Grandma Cooper died when I was in sixth grade. [Side note: I was named Lorie Fae for my grandmothers, Lorretta and Faye]. Grandpa Cooper was a part of lives until he died when my youngest daughter, Hailey, was a toddler. I can still hear him calling me “Laura Fae.”

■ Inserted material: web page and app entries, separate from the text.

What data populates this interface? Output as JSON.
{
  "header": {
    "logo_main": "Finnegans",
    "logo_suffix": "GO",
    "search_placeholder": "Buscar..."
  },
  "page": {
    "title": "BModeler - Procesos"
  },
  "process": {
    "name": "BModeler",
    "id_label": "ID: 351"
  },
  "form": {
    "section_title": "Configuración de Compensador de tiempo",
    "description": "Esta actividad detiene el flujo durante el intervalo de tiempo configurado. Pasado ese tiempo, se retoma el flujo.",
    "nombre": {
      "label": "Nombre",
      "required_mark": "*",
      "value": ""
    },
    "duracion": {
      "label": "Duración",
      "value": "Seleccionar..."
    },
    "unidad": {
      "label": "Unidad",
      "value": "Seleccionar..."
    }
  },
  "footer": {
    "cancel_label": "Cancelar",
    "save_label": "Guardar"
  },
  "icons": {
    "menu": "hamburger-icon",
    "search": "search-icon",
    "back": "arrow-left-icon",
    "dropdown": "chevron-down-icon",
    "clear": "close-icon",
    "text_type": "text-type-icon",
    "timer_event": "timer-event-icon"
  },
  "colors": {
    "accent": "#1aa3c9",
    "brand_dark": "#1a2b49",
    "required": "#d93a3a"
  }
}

My dad’s father, Granddad Palmer, lived in Kansas, and I saw him a handful of times while growing up. I had heard the stories and knew he was a gruff man. When he and Grandma Cooper divorced, he was given the option of paying $15 a month in child support (my dad was a baby, his brother about 3 and sister about 6) or enlist in the U.S. Army. He chose the Army. By the time I met him he was married to Grandma Toney and they owned a café in Meade, Kan. They visited us in Custer, and we them in Luray, Kan., where my dad was born, several times. When Grandad visited Custer when I was in my early teens, I remember him making homemade noodles and churning homemade ice cream, as well as accidentally snipping my dad’s ear when he gave him a haircut. He always favored my older brother and I figured it was because Steve was kind of ornery and on his own schedule – just like Granddad.
Granddad died when I was a senior in high school. It’s strange the things our mind equates to that pivotal place and time, but I remember when my parents returned home from the funeral and cleaning his house out in Luray and my dad had a small amount of money. He asked what I wanted, and we purchased our first VCR. It was amazing. (I learned right away to record Young and the Restless, which my neighbor, Kelly, and I would watch – miraculously fast-forwarding through the commercials – each day after school). I also recall felling sad at the thought of my dad not having any parents anymore. I never wanted to feel that. But, alas, it happens.
I was fortunate to have grandparents in my life for many years. My own children were blessed to have my parents, especially my mom, for many years. Avery even had Great-Grandma Faye for four years, and, though she had severe dementia her last decade-plus of life, Avery and Hailey also had my husband’s mother, Grandma Marie.
The child-grandparents relationship is important, and I encourage you to foster it, no matter how far away you live. I need to Facetime our littles (Madison, 8, and Carson, 5) in Vermont more often, but I try to write them a letter or card once a month just so they know they are loved and thought of. I was blessed to be able to spend time with them last summer and I hope they will remember the little things – the swimming, the root beer floats, hide and seek and reading stories out load – as fondly as I do.